At sensitivities of up to ISO 1600 noise is almost totally absent from JPEG images. Above this and noise levels are still hugely impressive, with ISO 3200 also offering excellent performance with only the merest hint of softening and then only when viewed at 100% or more. At ISO 6400 this softening increases slightly as noise starts to become more pronounced, although images still remain very useable. At ISO 12,800 there’s a slight loss of colour saturation as noise grain becomes more noticeable. The top setting of ISO 25,600 takes the loss of colour saturation a step further with a further increase in visible grain at the expense of detail. It’s not great and something you’d only really want to use in an emergency, but for ISO 25,600 it’s not at all bad either.
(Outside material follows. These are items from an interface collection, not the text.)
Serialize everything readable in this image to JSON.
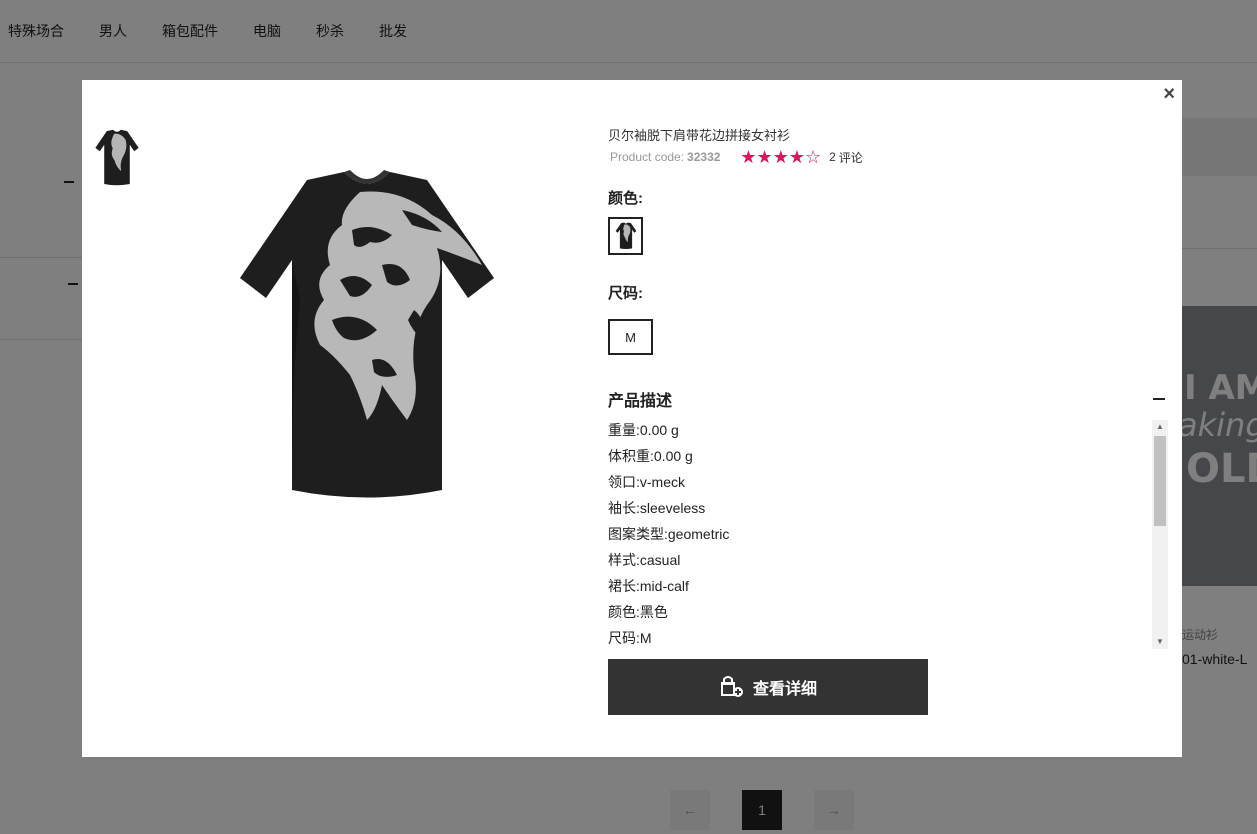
{
  "nav": {
    "items": [
      "特殊场合",
      "男人",
      "箱包配件",
      "电脑",
      "秒杀",
      "批发"
    ]
  },
  "background": {
    "product_image_text": [
      "I AM",
      "aking",
      "OLD"
    ],
    "product_category": "运动衫",
    "product_name": "01-white-L",
    "pagination": {
      "prev": "←",
      "current": "1",
      "next": "→"
    }
  },
  "modal": {
    "close": "×",
    "title": "贝尔袖脱下肩带花边拼接女衬衫",
    "product_code_label": "Product code:",
    "product_code": "32332",
    "rating": {
      "value": 4,
      "max": 5,
      "stars": "★★★★☆",
      "color": "#e0115f"
    },
    "review_count": "2",
    "review_label": "评论",
    "color_label": "颜色:",
    "size_label": "尺码:",
    "size_option": "M",
    "description_title": "产品描述",
    "description": [
      {
        "k": "重量:",
        "v": "0.00 g"
      },
      {
        "k": "体积重:",
        "v": "0.00 g"
      },
      {
        "k": "领口:",
        "v": "v-meck"
      },
      {
        "k": "袖长:",
        "v": "sleeveless"
      },
      {
        "k": "图案类型:",
        "v": "geometric"
      },
      {
        "k": "样式:",
        "v": "casual"
      },
      {
        "k": "裙长:",
        "v": "mid-calf"
      },
      {
        "k": "颜色:",
        "v": "黑色"
      },
      {
        "k": "尺码:",
        "v": "M"
      }
    ],
    "detail_button": "查看详细",
    "icons": {
      "close": "close-icon",
      "bag": "shopping-bag-icon",
      "collapse": "minus-icon"
    }
  }
}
The Canon 5D Mark III is a professional-grade full-frame DSLR that builds on the strengths of previous models in the range to deliver a hugely impressive camera that is sure to appeal to video enthusiasts as much as stills shooters. With the recent arrival of the Nikon D800, Canon needed a bit of a showstopper model – with the 5D Mark III, the company has delivered one. At £3000 it doesn’t come cheap, but in cameras as in most walks of life you get what you pay for. If you’re in the market for a pro-spec DSLR that offers excellent handling, fantastic image quality, impressive low-light performance and excellent video abilities then the Canon 5D Mark III definitely deserves to be on your shortlist.
Stepping out of the studio for a moment, here are some full-sized examples of how the 5D Mark III performs at high ISO settings in a real-world environment. The graffiti is located in a dimly-lit skate park under London’s Southbank Centre.
1/8000sec @ f/2.8, 30mm, ISO 200, AWB
1/125sec @ f2.8, 70mm, ISO 640, AWB
1/11250sec @ f/2.8, 42mm, ISO 250, AWB
1/6400sec @ f/2.8, 52mm, ISO 250, AWB
1/640sec @ f/8, 190mm, ISO 200, AWB
1/8000sec @ f/2.8, 135mm, ISO 6400, AWB
1/400sec @ f/2.8, 35mm, ISO 640, AWB
Score in detail
Design & Features 10
Image Quality 10
Build Quality 10